At any calendar moment, T, the producer will choose which input to vary according to economic costs and not because of technical or legal fixities that prevent the changing of some inputs. [emphases in original]Alchian continues later in the article:
The implication of our proposition is worth emphasizing here. It is that we define a "short run" and a "long run" not as differing in the fixity of some inputs. Instead, we use T [which is the "moment at which the first unit of output is to be completed"] as the length of the run, and then from proposition 8 derive the implications that were sought by the fixity assumption.If Alchian is correct that current theory misses important real-world aspects of asset fixity, then Baker's concern about the price of medicine is not well-founded. Alchian's argument, in conjunction with Coase's points about the information prices communicate and the need to cover "fixed costs," helps us understand why real world price/cost relationships deviate from the standard of perfect competition.
Most important, however, proposition 8 makes it clear that there is not both a "long-run" and "short-run" cost for any given output program. For any given output program there is only one pertinent cost, not two. Unambiguous specification of the output or action to be costed makes the cost definition unambiguous and destroys the illusion that there are two costs to consider, a short- and a long-run cost for any given output. There is only one, and that is the cheapest cost of doing whatever the operation is specified to be. To produce a house in three months is one thing, to produce it in a year is something else. By uniquely identifying the operation to be charged there results one cost, not a range of costs from immediate to short to longer run costs. There is a range of operations to be considered, but to each there is only one cost. The question is not, "What are the long-run or short-run costs of some operation?" but instead, "How do total, average and marginal costs vary as the T of the operation is changed?" Answer: "They decrease as T increases, according to propositions 7 and 8."

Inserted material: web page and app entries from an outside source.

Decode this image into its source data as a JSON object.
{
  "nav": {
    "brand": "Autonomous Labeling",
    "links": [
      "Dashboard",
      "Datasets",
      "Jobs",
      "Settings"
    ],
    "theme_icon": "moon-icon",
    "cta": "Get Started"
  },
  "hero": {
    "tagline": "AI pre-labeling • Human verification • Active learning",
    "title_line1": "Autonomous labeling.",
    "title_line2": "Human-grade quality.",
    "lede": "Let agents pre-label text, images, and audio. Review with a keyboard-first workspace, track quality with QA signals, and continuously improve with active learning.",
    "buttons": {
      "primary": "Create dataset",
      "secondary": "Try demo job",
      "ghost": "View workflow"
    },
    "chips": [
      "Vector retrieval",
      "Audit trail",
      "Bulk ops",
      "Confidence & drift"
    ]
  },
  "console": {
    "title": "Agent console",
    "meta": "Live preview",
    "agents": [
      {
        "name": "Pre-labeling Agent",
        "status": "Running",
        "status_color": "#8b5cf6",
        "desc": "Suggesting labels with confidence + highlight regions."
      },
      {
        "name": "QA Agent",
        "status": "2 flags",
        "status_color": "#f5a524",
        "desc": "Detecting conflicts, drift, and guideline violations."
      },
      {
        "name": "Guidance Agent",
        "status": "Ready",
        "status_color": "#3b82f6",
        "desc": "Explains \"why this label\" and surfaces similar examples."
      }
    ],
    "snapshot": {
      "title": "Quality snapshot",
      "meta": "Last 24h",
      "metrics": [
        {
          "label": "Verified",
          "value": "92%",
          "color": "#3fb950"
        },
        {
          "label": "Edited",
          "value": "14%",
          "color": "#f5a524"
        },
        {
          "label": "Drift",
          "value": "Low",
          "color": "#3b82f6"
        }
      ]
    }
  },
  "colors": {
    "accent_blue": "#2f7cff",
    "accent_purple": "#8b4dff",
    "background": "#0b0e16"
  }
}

The significance of this should be evident in the debate about marginal cost pricing policies for "optimal" output. Also the use of short-run and long-run costs as alternatives in public utility pricing appears to be a ripe area for clarification of concepts. [emphases in original]